Charlie Hunter at his best

The one caveat to the title of this review is that Charlie seems to always be at his best on each new album. This album is a refreshing return to the trio sound that really lets his playing shine. His chops are always improving and the licks he lays down here will just blow you away. His bass lines are funkier and his lead lines are stand on their own even more. A few tracks on this album also highlight the breadth of Charlie's styles with a heavy blues feel. Soweto's Where its At, Eleven Bars for Ghandi, and Moore's Alphabet are really tight blues tracks with incredible solos on groovy bass lines. This album is a must for all Charlie fans and is a good intro for someone not familiar with him since it's pretty easy to focus on listening to his simultaneous bass and guitar playing.


誕生: 1968 Rhode Island

ジャンル: ジャズ

活動期間: '90s, '00s, '10s

As a young guitarist growing up in the San Francisco Bay Area, Charlie Hunter was looking for a way to stand out in the '80s. His primary influences were jazz great Joe Pass and the fluid Tuck Andress (of the guitar/vocal duo Tuck & Patti), both six-string guitarists who were adept at blending bass notes into their standard guitar melodies to make themselves sound like two musicians at once.

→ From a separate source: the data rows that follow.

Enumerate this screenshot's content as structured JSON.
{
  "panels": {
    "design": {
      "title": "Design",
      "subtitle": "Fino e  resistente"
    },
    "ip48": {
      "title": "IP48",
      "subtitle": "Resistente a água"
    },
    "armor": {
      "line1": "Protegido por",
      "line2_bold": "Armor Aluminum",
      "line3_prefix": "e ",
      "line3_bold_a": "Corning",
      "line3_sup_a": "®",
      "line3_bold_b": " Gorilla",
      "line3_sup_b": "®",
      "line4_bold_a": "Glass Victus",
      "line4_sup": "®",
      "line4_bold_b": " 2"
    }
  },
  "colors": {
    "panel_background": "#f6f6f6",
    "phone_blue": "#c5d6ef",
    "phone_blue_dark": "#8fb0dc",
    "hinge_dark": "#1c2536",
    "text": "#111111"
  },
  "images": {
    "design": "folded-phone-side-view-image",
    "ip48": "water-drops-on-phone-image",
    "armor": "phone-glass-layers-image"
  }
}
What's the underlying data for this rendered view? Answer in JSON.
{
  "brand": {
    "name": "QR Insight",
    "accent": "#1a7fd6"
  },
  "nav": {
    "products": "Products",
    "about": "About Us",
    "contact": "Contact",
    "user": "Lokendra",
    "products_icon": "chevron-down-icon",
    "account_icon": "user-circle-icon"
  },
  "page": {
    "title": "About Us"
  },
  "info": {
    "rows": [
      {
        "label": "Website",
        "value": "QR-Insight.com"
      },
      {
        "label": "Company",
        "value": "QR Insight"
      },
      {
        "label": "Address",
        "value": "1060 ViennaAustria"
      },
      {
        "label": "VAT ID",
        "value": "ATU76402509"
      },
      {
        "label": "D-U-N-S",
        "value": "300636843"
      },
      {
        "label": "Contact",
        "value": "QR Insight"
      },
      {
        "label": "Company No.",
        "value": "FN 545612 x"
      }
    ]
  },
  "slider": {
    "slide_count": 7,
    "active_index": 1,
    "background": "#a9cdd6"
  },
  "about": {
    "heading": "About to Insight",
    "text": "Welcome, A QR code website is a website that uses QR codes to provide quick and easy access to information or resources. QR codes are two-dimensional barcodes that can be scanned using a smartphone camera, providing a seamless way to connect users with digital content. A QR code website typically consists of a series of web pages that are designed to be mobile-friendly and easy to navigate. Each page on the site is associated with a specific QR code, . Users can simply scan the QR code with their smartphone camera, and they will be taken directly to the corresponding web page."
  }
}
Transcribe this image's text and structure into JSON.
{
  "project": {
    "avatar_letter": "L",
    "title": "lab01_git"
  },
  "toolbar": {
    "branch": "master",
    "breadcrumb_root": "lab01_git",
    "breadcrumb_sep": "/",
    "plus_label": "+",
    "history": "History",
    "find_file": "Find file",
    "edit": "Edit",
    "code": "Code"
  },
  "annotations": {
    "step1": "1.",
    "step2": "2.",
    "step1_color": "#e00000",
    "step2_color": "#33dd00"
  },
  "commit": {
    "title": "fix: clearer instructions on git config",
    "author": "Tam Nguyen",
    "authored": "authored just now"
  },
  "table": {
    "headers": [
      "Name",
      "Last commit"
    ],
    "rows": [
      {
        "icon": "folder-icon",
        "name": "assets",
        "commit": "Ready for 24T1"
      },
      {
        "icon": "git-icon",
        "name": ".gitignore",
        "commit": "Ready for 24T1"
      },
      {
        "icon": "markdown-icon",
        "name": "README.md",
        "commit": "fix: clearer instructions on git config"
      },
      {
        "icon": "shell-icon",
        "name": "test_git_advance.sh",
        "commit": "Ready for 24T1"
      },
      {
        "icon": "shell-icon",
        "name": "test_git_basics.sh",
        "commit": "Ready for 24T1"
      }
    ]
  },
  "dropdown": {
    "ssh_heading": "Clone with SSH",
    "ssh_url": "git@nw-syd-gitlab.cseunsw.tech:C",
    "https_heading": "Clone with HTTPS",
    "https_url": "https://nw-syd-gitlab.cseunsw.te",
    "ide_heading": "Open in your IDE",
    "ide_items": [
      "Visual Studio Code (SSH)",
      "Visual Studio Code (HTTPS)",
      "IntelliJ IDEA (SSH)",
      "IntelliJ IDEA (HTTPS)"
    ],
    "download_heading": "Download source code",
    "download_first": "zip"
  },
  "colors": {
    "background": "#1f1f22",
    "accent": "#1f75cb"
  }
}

But Hunter wanted to take it one step further and set out to find an instrument on which he could simultaneously...